- [WHAT IS NEEDED]: Which lines in the records below contain the word "Support"? Return each of them.

Entries from a dataset of interfaces
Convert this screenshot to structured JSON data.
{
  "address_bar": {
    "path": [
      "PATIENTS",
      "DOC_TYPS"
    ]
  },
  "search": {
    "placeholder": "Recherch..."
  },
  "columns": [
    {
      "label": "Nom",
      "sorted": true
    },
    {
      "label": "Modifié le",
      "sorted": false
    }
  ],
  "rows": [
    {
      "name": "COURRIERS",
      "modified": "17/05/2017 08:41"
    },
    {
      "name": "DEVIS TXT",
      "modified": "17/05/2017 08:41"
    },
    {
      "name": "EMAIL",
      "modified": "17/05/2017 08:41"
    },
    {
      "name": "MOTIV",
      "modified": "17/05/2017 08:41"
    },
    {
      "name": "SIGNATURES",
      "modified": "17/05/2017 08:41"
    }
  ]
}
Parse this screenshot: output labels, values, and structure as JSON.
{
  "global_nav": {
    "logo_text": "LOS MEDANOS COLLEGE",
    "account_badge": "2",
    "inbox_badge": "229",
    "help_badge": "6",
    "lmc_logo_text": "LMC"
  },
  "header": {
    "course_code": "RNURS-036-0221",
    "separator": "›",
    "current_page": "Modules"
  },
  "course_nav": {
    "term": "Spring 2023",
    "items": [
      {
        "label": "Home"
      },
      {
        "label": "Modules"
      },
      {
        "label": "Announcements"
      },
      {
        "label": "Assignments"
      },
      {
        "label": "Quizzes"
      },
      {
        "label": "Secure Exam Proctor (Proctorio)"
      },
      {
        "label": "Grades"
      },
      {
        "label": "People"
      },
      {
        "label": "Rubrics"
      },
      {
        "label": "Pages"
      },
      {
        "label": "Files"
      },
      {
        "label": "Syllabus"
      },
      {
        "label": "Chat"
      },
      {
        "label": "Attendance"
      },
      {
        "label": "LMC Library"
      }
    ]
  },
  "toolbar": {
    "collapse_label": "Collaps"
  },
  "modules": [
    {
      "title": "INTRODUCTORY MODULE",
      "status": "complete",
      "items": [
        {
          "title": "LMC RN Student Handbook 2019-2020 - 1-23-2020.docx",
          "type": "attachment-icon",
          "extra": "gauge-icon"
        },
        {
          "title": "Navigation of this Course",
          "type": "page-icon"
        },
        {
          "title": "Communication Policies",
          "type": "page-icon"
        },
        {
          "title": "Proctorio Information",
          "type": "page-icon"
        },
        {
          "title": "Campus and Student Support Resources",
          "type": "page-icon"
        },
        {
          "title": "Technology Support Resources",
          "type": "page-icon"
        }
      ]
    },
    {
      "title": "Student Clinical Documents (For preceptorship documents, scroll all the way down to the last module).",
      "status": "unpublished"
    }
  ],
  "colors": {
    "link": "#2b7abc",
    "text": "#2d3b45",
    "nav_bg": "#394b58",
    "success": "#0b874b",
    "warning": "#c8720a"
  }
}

- [OUTPUT BELOW]:
          "title": "Campus and Student Support Resources",
          "title": "Technology Support Resources",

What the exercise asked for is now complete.